[Dataset rows describing interfaces]
####
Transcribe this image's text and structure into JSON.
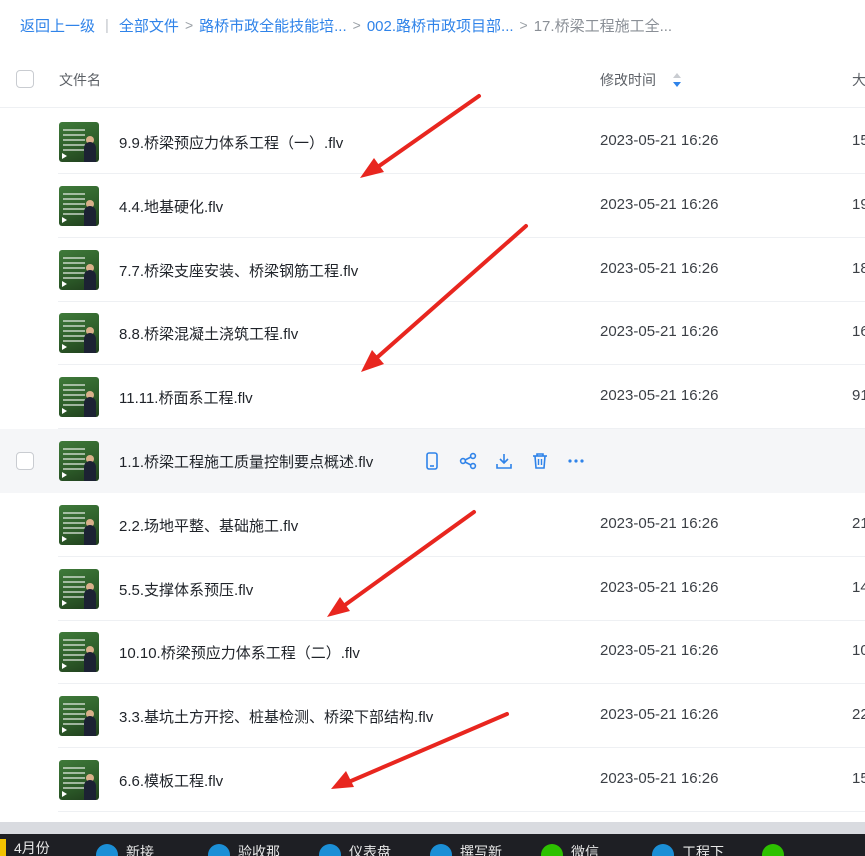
{
  "breadcrumb": {
    "back": "返回上一级",
    "sep": "|",
    "items": [
      "全部文件",
      "路桥市政全能技能培...",
      "002.路桥市政项目部...",
      "17.桥梁工程施工全..."
    ],
    "arrow": ">"
  },
  "header": {
    "name": "文件名",
    "time": "修改时间",
    "size": "大"
  },
  "files": [
    {
      "name": "9.9.桥梁预应力体系工程（一）.flv",
      "time": "2023-05-21 16:26",
      "size": "15"
    },
    {
      "name": "4.4.地基硬化.flv",
      "time": "2023-05-21 16:26",
      "size": "19"
    },
    {
      "name": "7.7.桥梁支座安装、桥梁钢筋工程.flv",
      "time": "2023-05-21 16:26",
      "size": "18"
    },
    {
      "name": "8.8.桥梁混凝土浇筑工程.flv",
      "time": "2023-05-21 16:26",
      "size": "16"
    },
    {
      "name": "11.11.桥面系工程.flv",
      "time": "2023-05-21 16:26",
      "size": "91"
    },
    {
      "name": "1.1.桥梁工程施工质量控制要点概述.flv",
      "time": "",
      "size": ""
    },
    {
      "name": "2.2.场地平整、基础施工.flv",
      "time": "2023-05-21 16:26",
      "size": "21"
    },
    {
      "name": "5.5.支撑体系预压.flv",
      "time": "2023-05-21 16:26",
      "size": "14"
    },
    {
      "name": "10.10.桥梁预应力体系工程（二）.flv",
      "time": "2023-05-21 16:26",
      "size": "10"
    },
    {
      "name": "3.3.基坑土方开挖、桩基检测、桥梁下部结构.flv",
      "time": "2023-05-21 16:26",
      "size": "22"
    },
    {
      "name": "6.6.模板工程.flv",
      "time": "2023-05-21 16:26",
      "size": "15"
    }
  ],
  "hover_actions": [
    "mobile-icon",
    "share-icon",
    "download-icon",
    "delete-icon",
    "more-icon"
  ],
  "taskbar": [
    "4月份",
    "新接",
    "验收那",
    "仪表盘",
    "撰写新",
    "微信",
    "工程下",
    ""
  ],
  "colors": {
    "accent": "#2f83e9",
    "arrow": "#e8261f",
    "hover_row": "#f5f6f8"
  }
}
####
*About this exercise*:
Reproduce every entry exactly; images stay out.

*Task response*:
Transcribe this image's text and structure into JSON.
{
  "breadcrumb": {
    "back": "返回上一级",
    "sep": "|",
    "items": [
      "全部文件",
      "路桥市政全能技能培...",
      "002.路桥市政项目部...",
      "17.桥梁工程施工全..."
    ],
    "arrow": ">"
  },
  "header": {
    "name": "文件名",
    "time": "修改时间",
    "size": "大"
  },
  "files": [
    {
      "name": "9.9.桥梁预应力体系工程（一）.flv",
      "time": "2023-05-21 16:26",
      "size": "15"
    },
    {
      "name": "4.4.地基硬化.flv",
      "time": "2023-05-21 16:26",
      "size": "19"
    },
    {
      "name": "7.7.桥梁支座安装、桥梁钢筋工程.flv",
      "time": "2023-05-21 16:26",
      "size": "18"
    },
    {
      "name": "8.8.桥梁混凝土浇筑工程.flv",
      "time": "2023-05-21 16:26",
      "size": "16"
    },
    {
      "name": "11.11.桥面系工程.flv",
      "time": "2023-05-21 16:26",
      "size": "91"
    },
    {
      "name": "1.1.桥梁工程施工质量控制要点概述.flv",
      "time": "",
      "size": ""
    },
    {
      "name": "2.2.场地平整、基础施工.flv",
      "time": "2023-05-21 16:26",
      "size": "21"
    },
    {
      "name": "5.5.支撑体系预压.flv",
      "time": "2023-05-21 16:26",
      "size": "14"
    },
    {
      "name": "10.10.桥梁预应力体系工程（二）.flv",
      "time": "2023-05-21 16:26",
      "size": "10"
    },
    {
      "name": "3.3.基坑土方开挖、桩基检测、桥梁下部结构.flv",
      "time": "2023-05-21 16:26",
      "size": "22"
    },
    {
      "name": "6.6.模板工程.flv",
      "time": "2023-05-21 16:26",
      "size": "15"
    }
  ],
  "hover_actions": [
    "mobile-icon",
    "share-icon",
    "download-icon",
    "delete-icon",
    "more-icon"
  ],
  "taskbar": [
    "4月份",
    "新接",
    "验收那",
    "仪表盘",
    "撰写新",
    "微信",
    "工程下",
    ""
  ],
  "colors": {
    "accent": "#2f83e9",
    "arrow": "#e8261f",
    "hover_row": "#f5f6f8"
  }
}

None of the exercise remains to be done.